- **Action item**
Every line of the data below that holds the string "Windows" needs to be reported.

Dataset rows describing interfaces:
|---|
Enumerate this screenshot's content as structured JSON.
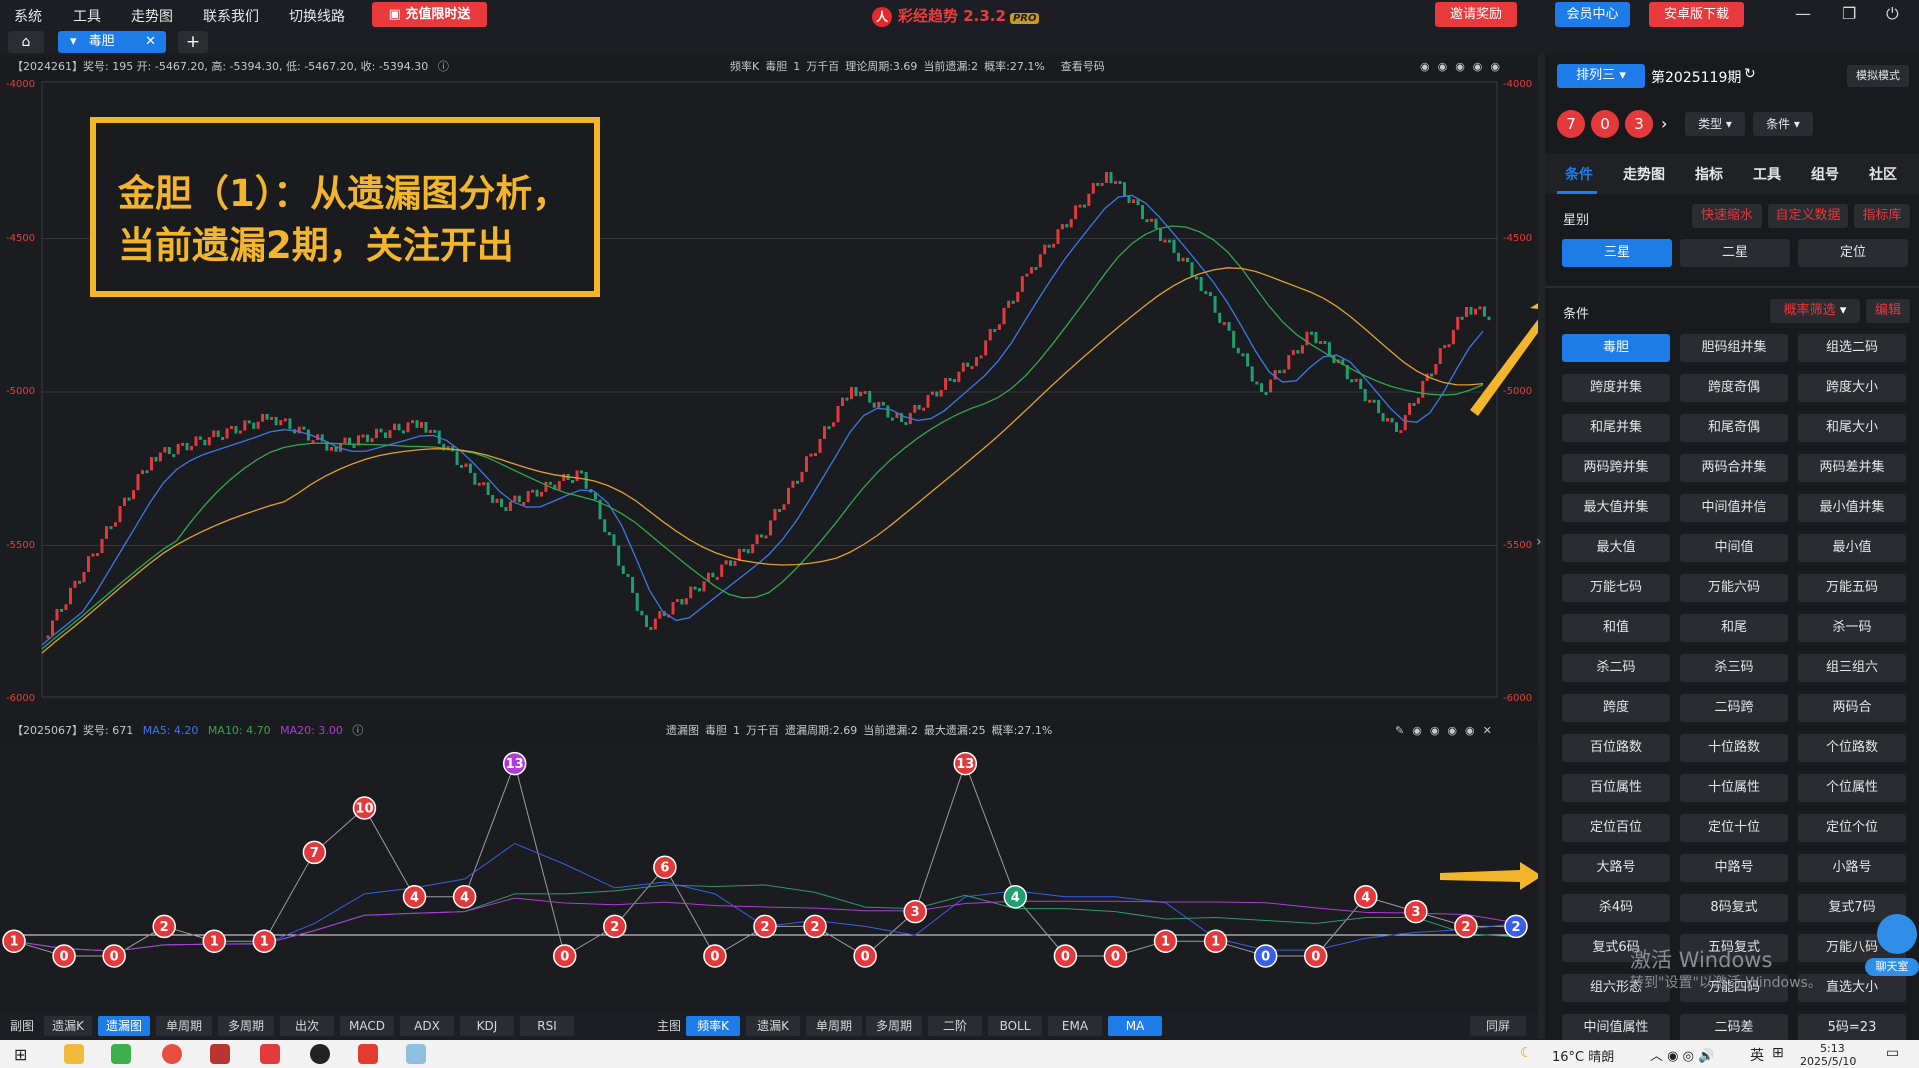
{
  "menu": {
    "items": [
      "系统",
      "工具",
      "走势图",
      "联系我们",
      "切换线路"
    ],
    "promo": "充值限时送"
  },
  "app": {
    "name": "彩经趋势 2.3.2",
    "badge": "PRO"
  },
  "top_buttons": {
    "invite": "邀请奖励",
    "member": "会员中心",
    "android": "安卓版下载"
  },
  "tab": {
    "label": "毒胆"
  },
  "main_chart": {
    "info_left": "【2024261】奖号: 195  开: -5467.20, 高: -5394.30, 低: -5467.20, 收: -5394.30",
    "info_right": [
      "频率K",
      "毒胆",
      "1",
      "万千百",
      "理论周期:3.69",
      "当前遗漏:2",
      "概率:27.1%",
      "查看号码"
    ],
    "y_ticks": [
      "-4000",
      "-4500",
      "-5000",
      "-5500",
      "-6000"
    ]
  },
  "annotation": {
    "line1": "金胆（1）：从遗漏图分析，",
    "line2": "当前遗漏2期，关注开出"
  },
  "omission_chart": {
    "info_left": "【2025067】奖号: 671",
    "ma5": "MA5: 4.20",
    "ma10": "MA10: 4.70",
    "ma20": "MA20: 3.00",
    "info_right": [
      "遗漏图",
      "毒胆",
      "1",
      "万千百",
      "遗漏周期:2.69",
      "当前遗漏:2",
      "最大遗漏:25",
      "概率:27.1%"
    ],
    "points": [
      1,
      0,
      0,
      2,
      1,
      1,
      7,
      10,
      4,
      4,
      13,
      0,
      2,
      6,
      0,
      2,
      2,
      0,
      3,
      13,
      4,
      0,
      0,
      1,
      1,
      0,
      0,
      4,
      3,
      2,
      2
    ]
  },
  "bottom_toolbar": {
    "left_label": "副图",
    "left": [
      "遗漏K",
      "遗漏图",
      "单周期",
      "多周期",
      "出次",
      "MACD",
      "ADX",
      "KDJ",
      "RSI"
    ],
    "mid_label": "主图",
    "mid": [
      "频率K",
      "遗漏K",
      "单周期",
      "多周期",
      "二阶",
      "BOLL",
      "EMA",
      "MA"
    ],
    "right": "同屏"
  },
  "right_panel": {
    "lottery": "排列三",
    "issue": "第2025119期",
    "mode": "模拟模式",
    "balls": [
      "7",
      "0",
      "3"
    ],
    "type_label": "类型",
    "cond_label": "条件",
    "tabs": [
      "条件",
      "走势图",
      "指标",
      "工具",
      "组号",
      "社区"
    ],
    "star_label": "星别",
    "links": [
      "快速缩水",
      "自定义数据",
      "指标库"
    ],
    "stars": [
      "三星",
      "二星",
      "定位"
    ],
    "cond_title": "条件",
    "filter": "概率筛选",
    "edit": "编辑",
    "grid": [
      "毒胆",
      "胆码组并集",
      "组选二码",
      "跨度并集",
      "跨度奇偶",
      "跨度大小",
      "和尾并集",
      "和尾奇偶",
      "和尾大小",
      "两码跨并集",
      "两码合并集",
      "两码差并集",
      "最大值并集",
      "中间值并信",
      "最小值并集",
      "最大值",
      "中间值",
      "最小值",
      "万能七码",
      "万能六码",
      "万能五码",
      "和值",
      "和尾",
      "杀一码",
      "杀二码",
      "杀三码",
      "组三组六",
      "跨度",
      "二码跨",
      "两码合",
      "百位路数",
      "十位路数",
      "个位路数",
      "百位属性",
      "十位属性",
      "个位属性",
      "定位百位",
      "定位十位",
      "定位个位",
      "大路号",
      "中路号",
      "小路号",
      "杀4码",
      "8码复式",
      "复式7码",
      "复式6码",
      "五码复式",
      "万能八码",
      "组六形态",
      "万能四码",
      "直选大小",
      "中间值属性",
      "二码差",
      "5码=23"
    ],
    "chat": "聊天室"
  },
  "watermark": {
    "line1": "激活 Windows",
    "line2": "转到\"设置\"以激活 Windows。"
  },
  "taskbar": {
    "weather": "16°C  晴朗",
    "ime": "英",
    "time": "5:13",
    "date": "2025/5/10"
  }
}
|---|
- **Written response**
    "line1": "激活 Windows",
    "line2": "转到\"设置\"以激活 Windows。"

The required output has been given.